- Which brings me to my final frustration of EuroTrip 2015: horseback riding, or lack thereof. The nearest riding place is 12 km away, over a giant hill. I’m not even sure I would make it there on foot or by bike, considering it is always at least +35C (100F) and outside, with blistering sun. There is no Uber. And if I were to call a cab, the cost of a single outing would run me well over 100 Euros. That’s 4 lessons in Moscow, or 8 !!! 3-hour treks through the picture-perfect hills of Crimea. Horseback riding in the countryside is my greatest, most favorite escape, and it might be quite literally out of reach this whole vacation.
There you have it. TravelBitchFest 2015.
Obviously it’s far from all bad. The German was endlessly patient, driving me hundreds of kilometers per day to see all the places on my Germany to-do list. The Rhine Valley and Rothenburg were just as beautiful as I had imagined. The Bavarian Alps and the castles nestled in them surpassed all expectations and took my breath away (I have since added the Alps to my Travel Wish List). I met up with fellow travel blogger Allane in Munich – and she was an absolute delight. I fell in love with Apfelwein and Weinschorle in Germany – they agreed with me much better than German beer (once a Bud girl, always a Bud girl, I guess).

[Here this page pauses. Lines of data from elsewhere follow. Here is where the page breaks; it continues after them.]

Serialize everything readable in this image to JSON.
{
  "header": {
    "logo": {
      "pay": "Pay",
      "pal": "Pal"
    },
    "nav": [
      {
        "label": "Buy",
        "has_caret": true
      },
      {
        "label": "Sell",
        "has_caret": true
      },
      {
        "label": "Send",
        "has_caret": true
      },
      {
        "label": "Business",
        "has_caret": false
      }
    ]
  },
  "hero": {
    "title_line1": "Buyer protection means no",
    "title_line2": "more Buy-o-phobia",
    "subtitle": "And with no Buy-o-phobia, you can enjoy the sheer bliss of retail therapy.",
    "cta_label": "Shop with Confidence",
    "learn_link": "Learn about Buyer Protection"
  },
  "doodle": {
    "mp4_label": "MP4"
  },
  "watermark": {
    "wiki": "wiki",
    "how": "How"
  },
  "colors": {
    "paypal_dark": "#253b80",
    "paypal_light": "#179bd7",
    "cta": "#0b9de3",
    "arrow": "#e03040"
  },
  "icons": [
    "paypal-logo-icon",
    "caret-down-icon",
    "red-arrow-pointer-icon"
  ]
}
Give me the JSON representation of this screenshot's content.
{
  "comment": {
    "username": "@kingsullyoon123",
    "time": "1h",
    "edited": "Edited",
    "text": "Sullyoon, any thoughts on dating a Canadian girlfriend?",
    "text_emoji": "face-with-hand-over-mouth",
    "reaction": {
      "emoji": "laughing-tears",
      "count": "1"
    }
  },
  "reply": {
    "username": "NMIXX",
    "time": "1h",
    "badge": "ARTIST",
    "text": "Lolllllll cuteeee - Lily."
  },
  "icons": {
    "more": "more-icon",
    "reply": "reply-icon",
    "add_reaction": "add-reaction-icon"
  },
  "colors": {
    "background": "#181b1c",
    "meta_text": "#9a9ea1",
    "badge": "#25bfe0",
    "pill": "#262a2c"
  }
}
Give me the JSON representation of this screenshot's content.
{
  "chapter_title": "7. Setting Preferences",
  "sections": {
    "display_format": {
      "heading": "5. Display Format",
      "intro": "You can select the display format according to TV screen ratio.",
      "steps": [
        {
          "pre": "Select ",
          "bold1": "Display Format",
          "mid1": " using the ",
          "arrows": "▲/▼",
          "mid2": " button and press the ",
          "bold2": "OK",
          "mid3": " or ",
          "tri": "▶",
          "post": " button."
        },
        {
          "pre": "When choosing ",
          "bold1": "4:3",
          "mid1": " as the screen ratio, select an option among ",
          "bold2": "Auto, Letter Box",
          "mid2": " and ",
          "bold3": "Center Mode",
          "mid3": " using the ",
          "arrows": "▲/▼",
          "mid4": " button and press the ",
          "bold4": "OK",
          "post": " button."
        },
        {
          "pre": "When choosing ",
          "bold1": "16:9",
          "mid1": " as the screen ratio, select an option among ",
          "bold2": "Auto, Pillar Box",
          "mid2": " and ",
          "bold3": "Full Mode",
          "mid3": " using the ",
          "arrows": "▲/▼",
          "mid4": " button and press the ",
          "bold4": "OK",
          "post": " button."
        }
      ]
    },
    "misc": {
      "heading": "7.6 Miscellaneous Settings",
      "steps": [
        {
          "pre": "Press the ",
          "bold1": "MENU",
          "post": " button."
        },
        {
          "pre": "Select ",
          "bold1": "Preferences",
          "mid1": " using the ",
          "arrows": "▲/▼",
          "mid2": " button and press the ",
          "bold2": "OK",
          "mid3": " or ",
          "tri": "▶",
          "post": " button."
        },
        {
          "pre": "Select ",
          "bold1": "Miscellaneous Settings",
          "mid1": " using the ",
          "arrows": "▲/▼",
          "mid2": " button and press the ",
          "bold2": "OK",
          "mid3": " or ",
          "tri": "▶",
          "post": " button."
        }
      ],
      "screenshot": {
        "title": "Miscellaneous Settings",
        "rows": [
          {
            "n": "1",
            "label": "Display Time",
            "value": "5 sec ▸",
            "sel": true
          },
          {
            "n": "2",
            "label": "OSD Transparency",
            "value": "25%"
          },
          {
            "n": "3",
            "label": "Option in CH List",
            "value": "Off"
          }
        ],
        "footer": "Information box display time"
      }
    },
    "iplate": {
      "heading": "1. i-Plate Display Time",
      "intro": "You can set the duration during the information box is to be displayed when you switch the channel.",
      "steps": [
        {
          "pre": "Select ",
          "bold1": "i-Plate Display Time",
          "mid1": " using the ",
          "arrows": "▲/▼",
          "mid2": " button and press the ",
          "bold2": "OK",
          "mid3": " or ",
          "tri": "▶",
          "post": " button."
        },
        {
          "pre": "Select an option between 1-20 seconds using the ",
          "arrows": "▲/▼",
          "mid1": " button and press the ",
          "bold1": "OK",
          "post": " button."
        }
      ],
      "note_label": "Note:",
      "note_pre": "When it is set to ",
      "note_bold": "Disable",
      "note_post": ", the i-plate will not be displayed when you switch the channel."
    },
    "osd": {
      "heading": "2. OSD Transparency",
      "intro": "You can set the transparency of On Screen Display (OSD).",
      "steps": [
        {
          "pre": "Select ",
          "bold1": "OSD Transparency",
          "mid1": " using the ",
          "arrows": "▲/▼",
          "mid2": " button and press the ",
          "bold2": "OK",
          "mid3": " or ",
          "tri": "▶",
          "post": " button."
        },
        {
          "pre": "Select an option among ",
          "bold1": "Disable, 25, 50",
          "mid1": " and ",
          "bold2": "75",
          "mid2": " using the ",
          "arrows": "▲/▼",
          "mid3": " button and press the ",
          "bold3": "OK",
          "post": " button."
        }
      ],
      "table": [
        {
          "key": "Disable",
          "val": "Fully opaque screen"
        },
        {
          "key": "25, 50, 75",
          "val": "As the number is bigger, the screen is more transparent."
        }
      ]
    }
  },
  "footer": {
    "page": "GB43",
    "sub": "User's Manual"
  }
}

My Agriturismo farm/villa just outside of Bologna is picture-perfect, with vineyards and a refreshing pool surrounded by rose bushes, and the view of those insurmountable rolling hills outside the window of my perfect, comfy room. Oh, and it’s owned and run by Federico, the most welcoming and attentive man, who goes out of his way to find solutions for all my #TravelProblems.